Cold sores can be inconvenient and strike anytime, usually triggered by seasonal changes, stress, or hormonal fluctuations. In this discussion, we will delve into what cold sores are and how to avoid them, with insights from dermatology experts.

Understanding Cold Sores

Cold sores are not just a minor inconvenience but an infectious condition that can be contracted and transmitted. They usually affect the lips but can also appear on the nose and cheeks. These sores are caused by the reactivation of the Herpes Simplex 1 virus (HSV-1), which spreads through direct contact with the skin or saliva of an infected person.

The initial symptoms often include a tingling, burning, or itchy sensation on the lips, followed by the development of small red blisters that can evolve into scabs and ulcers within a few days. These lesions can release highly contagious fluid and may accompany symptoms like fever, headache, muscle aches, and general discomfort.

Preventing Cold Sores

Several factors can trigger the reactivation of the virus, including temperature changes, hormonal fluctuations, sun exposure, stress, and weakened immune defenses. Cold sores can be transmitted to family members, friends, and partners, but there are measures to reduce the risk of contracting and spreading them.

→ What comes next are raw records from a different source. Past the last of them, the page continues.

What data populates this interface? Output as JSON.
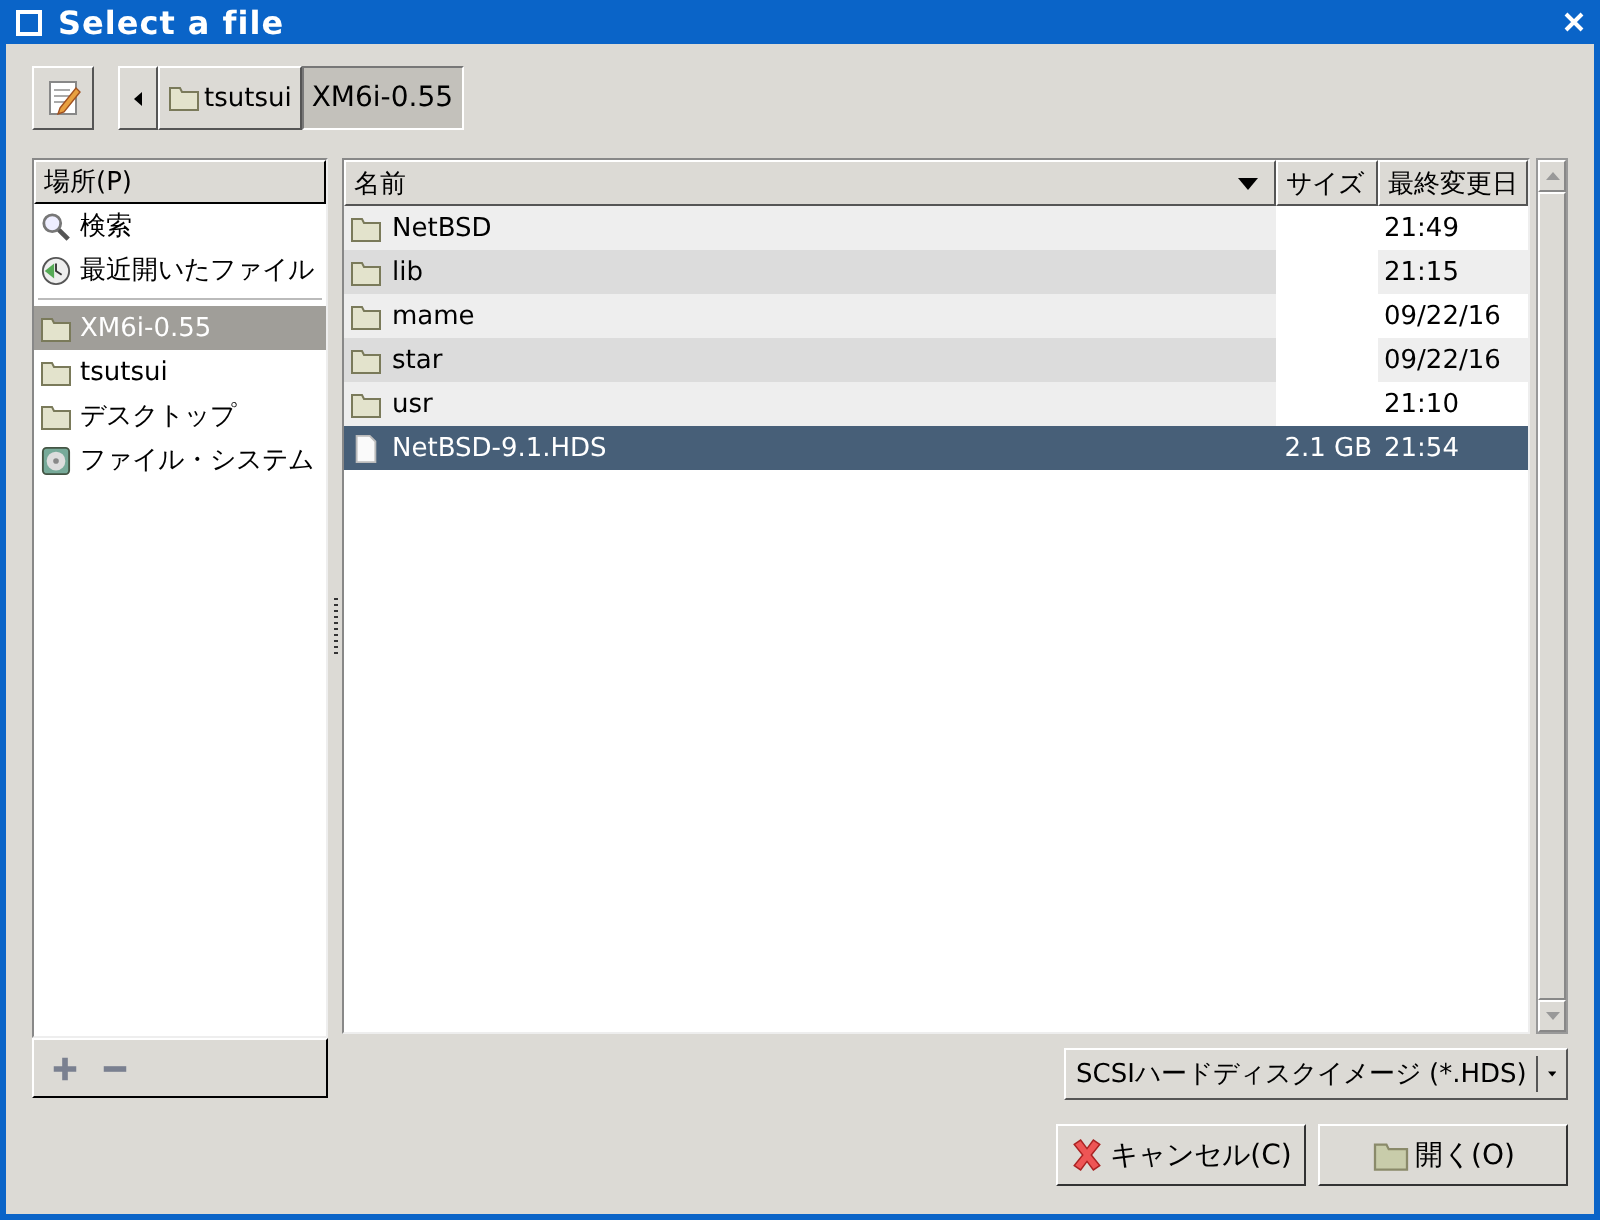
{
  "window": {
    "title": "Select a file"
  },
  "path_bar": {
    "buttons": [
      {
        "label": "tsutsui",
        "selected": false
      },
      {
        "label": "XM6i-0.55",
        "selected": true
      }
    ]
  },
  "places": {
    "header": "場所(P)",
    "system": [
      {
        "kind": "search",
        "label": "検索",
        "selected": false
      },
      {
        "kind": "recent",
        "label": "最近開いたファイル",
        "selected": false
      }
    ],
    "bookmarks": [
      {
        "kind": "folder",
        "label": "XM6i-0.55",
        "selected": true
      },
      {
        "kind": "folder",
        "label": "tsutsui",
        "selected": false
      },
      {
        "kind": "folder",
        "label": "デスクトップ",
        "selected": false
      },
      {
        "kind": "filesystem",
        "label": "ファイル・システム",
        "selected": false
      }
    ]
  },
  "files": {
    "columns": [
      "名前",
      "サイズ",
      "最終変更日"
    ],
    "rows": [
      {
        "kind": "folder",
        "name": "NetBSD",
        "date": "21:49",
        "selected": false
      },
      {
        "kind": "folder",
        "name": "lib",
        "date": "21:15",
        "selected": false
      },
      {
        "kind": "folder",
        "name": "mame",
        "date": "09/22/16",
        "selected": false
      },
      {
        "kind": "folder",
        "name": "star",
        "date": "09/22/16",
        "selected": false
      },
      {
        "kind": "folder",
        "name": "usr",
        "date": "21:10",
        "selected": false
      },
      {
        "kind": "file",
        "name": "NetBSD-9.1.HDS",
        "size": "2.1 GB",
        "date": "21:54",
        "selected": true
      }
    ]
  },
  "filter": {
    "value": "SCSIハードディスクイメージ (*.HDS)"
  },
  "buttons": [
    {
      "kind": "cancel",
      "label": "キャンセル(C)"
    },
    {
      "kind": "open",
      "label": "開く(O)"
    }
  ]
}
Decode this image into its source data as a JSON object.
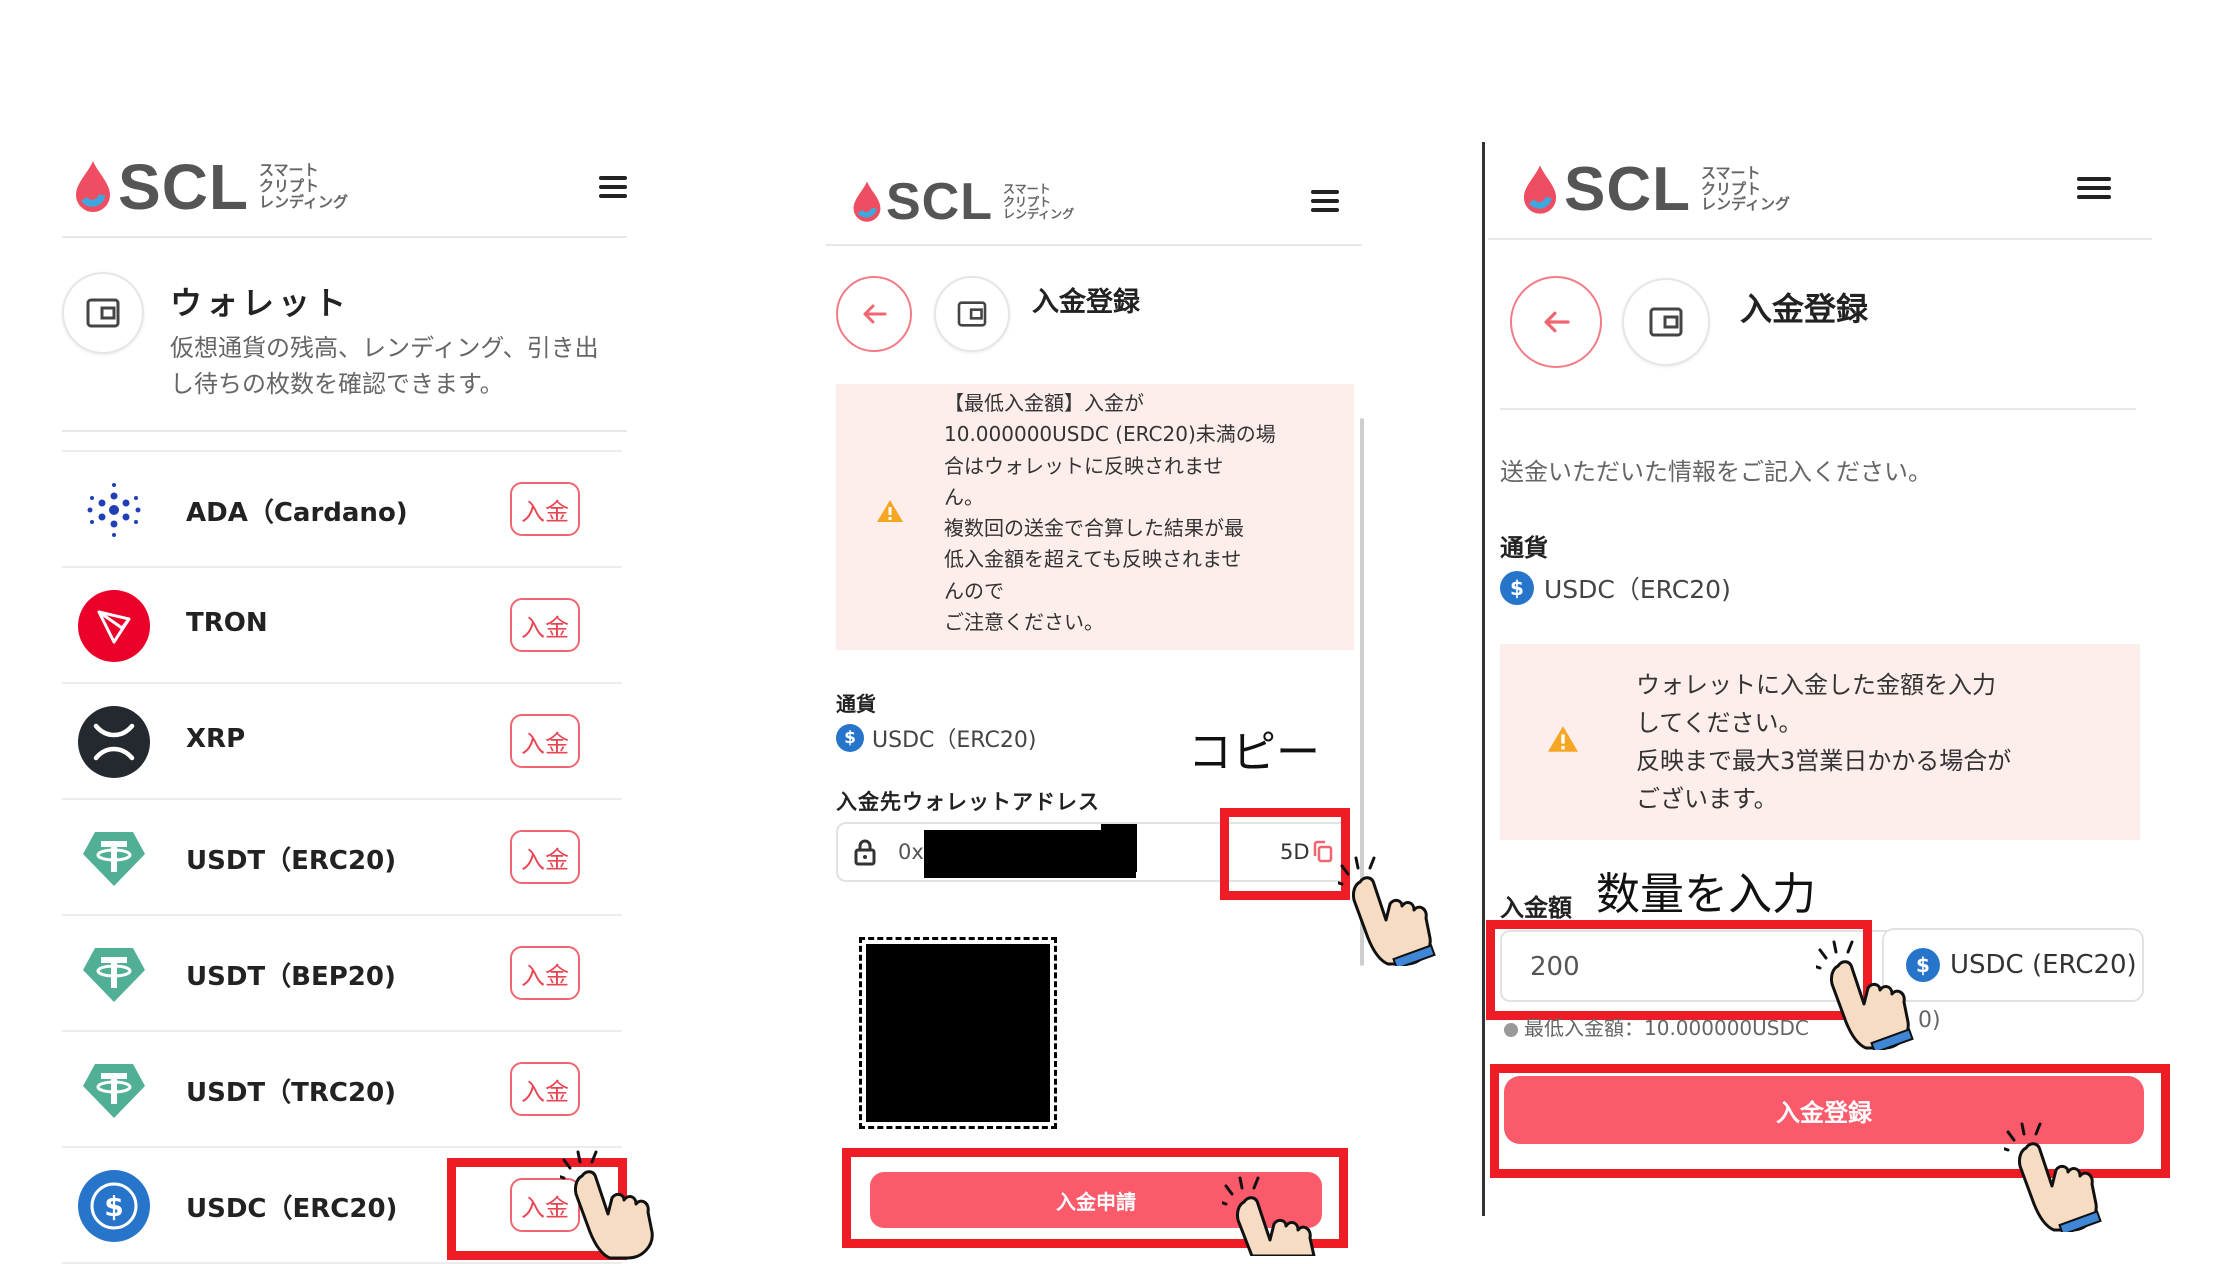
{
  "brand": {
    "name": "SCL",
    "sub_lines": [
      "スマート",
      "クリプト",
      "レンディング"
    ],
    "accent": "#fb5a6b",
    "frame_color": "#ee1c25"
  },
  "panel1": {
    "title": "ウォレット",
    "description_line1": "仮想通貨の残高、レンディング、引き出",
    "description_line2": "し待ちの枚数を確認できます。",
    "deposit_label": "入金",
    "coins": [
      {
        "name": "ADA（Cardano)",
        "icon": "cardano-icon",
        "color": "#1f3fb5"
      },
      {
        "name": "TRON",
        "icon": "tron-icon",
        "color": "#eb0029"
      },
      {
        "name": "XRP",
        "icon": "xrp-icon",
        "color": "#23292f"
      },
      {
        "name": "USDT（ERC20)",
        "icon": "tether-icon",
        "color": "#50af95"
      },
      {
        "name": "USDT（BEP20)",
        "icon": "tether-icon",
        "color": "#50af95"
      },
      {
        "name": "USDT（TRC20)",
        "icon": "tether-icon",
        "color": "#50af95"
      },
      {
        "name": "USDC（ERC20)",
        "icon": "usdc-icon",
        "color": "#2775ca"
      }
    ]
  },
  "panel2": {
    "title": "入金登録",
    "warning_lines": [
      "【最低入金額】入金が",
      "10.000000USDC (ERC20)未満の場",
      "合はウォレットに反映されませ",
      "ん。",
      "複数回の送金で合算した結果が最",
      "低入金額を超えても反映されませ",
      "んので",
      "ご注意ください。"
    ],
    "currency_label": "通貨",
    "currency_value": "USDC（ERC20)",
    "address_label": "入金先ウォレットアドレス",
    "address_prefix": "0x",
    "address_suffix": "5D",
    "copy_annotation": "コピー",
    "submit_label": "入金申請"
  },
  "panel3": {
    "title": "入金登録",
    "intro": "送金いただいた情報をご記入ください。",
    "currency_label": "通貨",
    "currency_value": "USDC（ERC20)",
    "warning_lines": [
      "ウォレットに入金した金額を入力",
      "してください。",
      "反映まで最大3営業日かかる場合が",
      "ございます。"
    ],
    "amount_label": "入金額",
    "amount_annotation": "数量を入力",
    "amount_value": "200",
    "amount_currency": "USDC (ERC20)",
    "min_note_partial": "最低入金額：10.000000USDC",
    "min_note_tail": "0)",
    "submit_label": "入金登録"
  }
}
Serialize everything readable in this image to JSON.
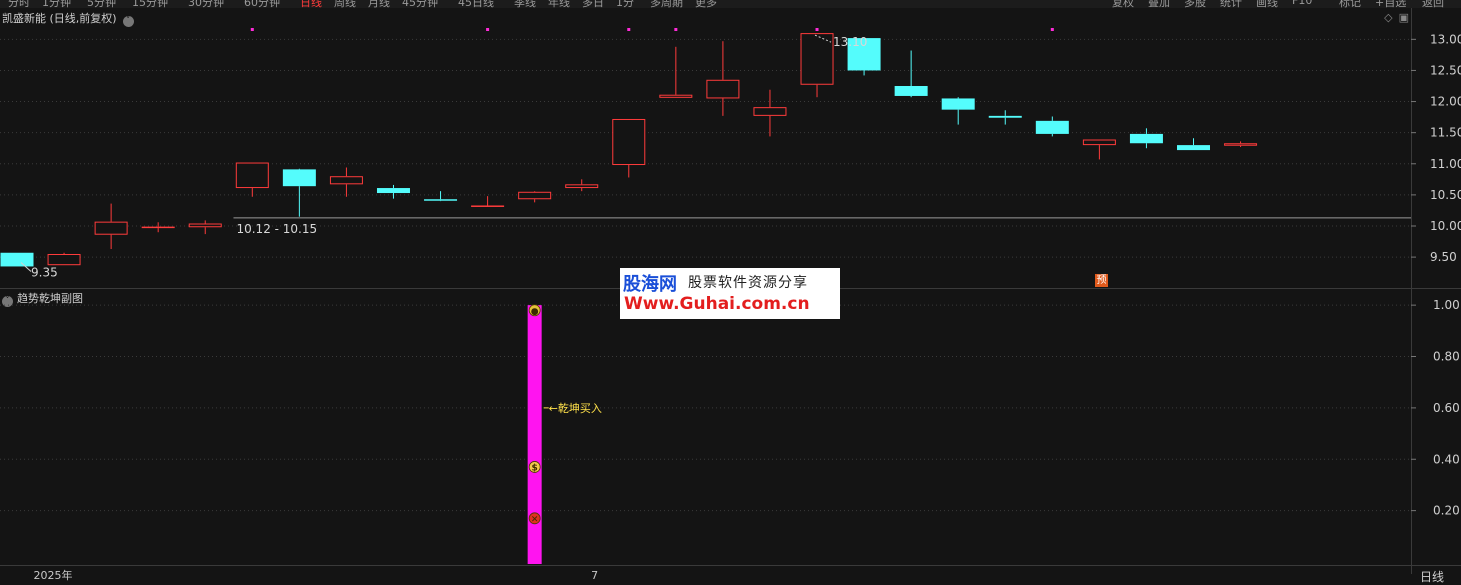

Here are some ways to avoid getting cold sores

  • Please avoid direct contact with infected individuals: during an outbreak and until full recovery, it is crucial to steer clear of direct contact, especially activities like kissing. The virus can enter the body through mucous membranes and saliva, leading to the characteristic sores. Extra care should be taken with infants, as kissing them is generally discouraged to prevent potential complications from the herpes virus.
  • Sanitize shared items: cold sores can also be transmitted through shared items like plates, glasses, cutlery, and towels. To prevent contagion, washing these items thoroughly before use is essential. Remember, the virus can be contagious even beyond the initial days of the outbreak.
  • Good hand hygiene: frequent handwashing is a universal precaution against infection transmission. Avoid touching your eyes and mouth, as this can reduce the risk of spreading the herpes virus. These preventive measures are not exclusive to cold sores but apply to preventing the transmission of any infection.